I usually apply lawn clippings around/near the plants( all of them... if I can.. cucumbers, corn, etc..) all Summer.

October 19th, 2010, 10:14 PM
mnnn gort.... 5 feet thick with a ton of hay and is gone in a year....smiles
aint no such thing as too many leaves..i used mostly oak last year...smiles......

October 20th, 2010, 11:38 AM
Thanks for the replies, everyone.

Still not 100% what will happen with the leaves I have left in the yard... maybe mulch some with the mower... and add some more to the garden.

October 20th, 2010, 03:56 PM
I till in lots of leaves in the fall, scoop them from the roadside in town but I also add a lot of chicken manure with them to counter the nitrogen used up when they decompose.

October 20th, 2010, 09:00 PM
There used to be a rule of thumb that it was a bad thing to allow a pile of leaves to build up in the garden because molds would grow. If the leaves are broken up, that isn't likely to happen. One doesn't want a barrier of intact leaves.
That reminds me of something I forgot to mention: I run over all those leaves many times with my mulching mower, until very fine, then add the catcher, and collect them. It is absolutely incredible what a HUGE pile of leaves will reduce to!

October 21st, 2010, 10:20 PM
four things of note adding lots of leaves can do.

Adds organic matter. (carbon) very good.
uses nitrogen to decompose, just add some extra.
Acidifies soil, add lime.
Long term and a lot added may accumulate excess potassium.

There seems to be advantage to charcoaling,

eliminates nitrogen robbing nature, instead the charcoal soaks up nitrogen and delivers it to the plants as needed.

Still adds carbon but in a form the won't "burn out" in hot climates. Which I watched happen many times.

does not acidify,

no potassium issues.

Something to play with.

October 22nd, 2010, 12:29 PM
Can you explain what charcoaling is? You mean dump bags of charcoal in the garden? My soil test came back good except I needed potash. Guess I need to find someone with a wood burning stove and get their ashes?

October 22nd, 2010, 12:43 PM
Look up Terra Preta on the internet and you will find many great articles about it... Same as charcoal.

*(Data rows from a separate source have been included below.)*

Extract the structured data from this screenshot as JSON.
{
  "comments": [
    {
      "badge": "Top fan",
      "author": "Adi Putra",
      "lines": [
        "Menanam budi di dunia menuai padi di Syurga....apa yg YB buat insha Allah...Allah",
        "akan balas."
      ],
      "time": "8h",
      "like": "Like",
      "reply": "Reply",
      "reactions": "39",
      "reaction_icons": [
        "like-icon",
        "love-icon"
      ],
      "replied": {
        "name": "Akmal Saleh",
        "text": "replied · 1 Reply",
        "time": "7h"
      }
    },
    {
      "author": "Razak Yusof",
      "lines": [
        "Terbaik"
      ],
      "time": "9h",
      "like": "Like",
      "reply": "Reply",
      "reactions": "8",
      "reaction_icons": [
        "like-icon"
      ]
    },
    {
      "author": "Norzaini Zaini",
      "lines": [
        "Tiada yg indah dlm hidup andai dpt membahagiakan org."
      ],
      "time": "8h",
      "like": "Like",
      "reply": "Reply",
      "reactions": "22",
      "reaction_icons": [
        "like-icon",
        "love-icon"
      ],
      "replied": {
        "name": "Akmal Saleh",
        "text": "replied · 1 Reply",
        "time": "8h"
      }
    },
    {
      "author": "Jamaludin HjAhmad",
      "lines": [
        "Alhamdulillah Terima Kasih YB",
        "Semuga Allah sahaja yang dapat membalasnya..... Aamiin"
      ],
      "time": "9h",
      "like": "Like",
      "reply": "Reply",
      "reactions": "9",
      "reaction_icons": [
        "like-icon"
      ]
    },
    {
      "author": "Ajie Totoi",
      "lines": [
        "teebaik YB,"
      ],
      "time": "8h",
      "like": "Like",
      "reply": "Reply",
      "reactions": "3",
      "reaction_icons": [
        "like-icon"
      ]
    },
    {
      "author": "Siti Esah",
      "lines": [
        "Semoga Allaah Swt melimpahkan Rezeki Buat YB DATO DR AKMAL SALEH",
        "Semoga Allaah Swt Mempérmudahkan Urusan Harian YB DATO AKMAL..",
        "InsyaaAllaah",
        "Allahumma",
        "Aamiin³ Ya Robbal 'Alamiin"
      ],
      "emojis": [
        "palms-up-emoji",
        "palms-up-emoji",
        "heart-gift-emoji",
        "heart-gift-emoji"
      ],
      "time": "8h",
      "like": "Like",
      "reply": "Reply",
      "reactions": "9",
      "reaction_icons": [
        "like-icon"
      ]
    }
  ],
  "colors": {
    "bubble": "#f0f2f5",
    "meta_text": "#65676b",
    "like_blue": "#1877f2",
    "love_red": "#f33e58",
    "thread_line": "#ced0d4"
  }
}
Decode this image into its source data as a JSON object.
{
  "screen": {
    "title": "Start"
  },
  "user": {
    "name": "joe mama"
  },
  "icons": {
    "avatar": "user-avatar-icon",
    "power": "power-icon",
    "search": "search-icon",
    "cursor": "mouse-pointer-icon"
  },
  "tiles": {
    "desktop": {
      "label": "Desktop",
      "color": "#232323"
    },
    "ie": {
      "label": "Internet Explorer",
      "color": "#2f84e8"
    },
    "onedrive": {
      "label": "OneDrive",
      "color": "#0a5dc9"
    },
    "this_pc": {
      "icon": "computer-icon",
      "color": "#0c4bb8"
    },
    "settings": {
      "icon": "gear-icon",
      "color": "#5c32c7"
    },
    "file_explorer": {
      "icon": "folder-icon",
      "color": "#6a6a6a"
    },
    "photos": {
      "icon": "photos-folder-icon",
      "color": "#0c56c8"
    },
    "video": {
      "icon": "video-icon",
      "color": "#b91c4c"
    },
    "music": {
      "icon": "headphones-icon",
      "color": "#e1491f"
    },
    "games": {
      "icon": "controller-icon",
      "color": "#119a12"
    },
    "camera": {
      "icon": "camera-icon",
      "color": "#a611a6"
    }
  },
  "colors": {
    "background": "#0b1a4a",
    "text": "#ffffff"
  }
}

October 22nd, 2010, 06:33 PM
I learned that if you don't chop them up and leave them all on the lawn in thick sheets of leaves, and it rains on them a few times, its a great way to kill a lawn.

I've piled up the chopped up version eight inches thick and the plants seem to do great in those areas. Way less weeds in the spring too. You have to be careful about how much you put around perennials though.

October 22nd, 2010, 06:36 PM
pssssssst don't tell dawg i been hoarding some leaves from last year.......
he'll come a raiding....smiles

October 22nd, 2010, 06:46 PM
I heard that!


October 23rd, 2010, 08:12 PM
I get ALOT of leaves each fall and let them compost until its time to plant my garden. I have had very good luck doing that.

October 28th, 2010, 11:51 PM
If I get leaves in trash bags, I will dump them in the back of the yard and stomp on them each week and drench them through the top with a hose. This starts the crumbling and breakdown. In the early spring, I will till them in as I add the first of the finished-to-almost-finished compost.

This year, I will probably spread them on the garden, sprinkle the charcoal/wood ashes from BIL's BBQ on top and cover with summer compost and grass clippings.

Last spring, I mulched the corn patch with a layer of leaf mold and grass clippings and the corn looked like it loved it! I also did the same for the tomatoes and added dried crushed egg shells (didn't wash, but was very dry)

October 29th, 2010, 12:55 AM
great thread guys! really helped me out a lot! ive been waiting for all the leaves to fall, we had a wind advisory today, guess imma get my rake out tomorrow and IN the garden they go!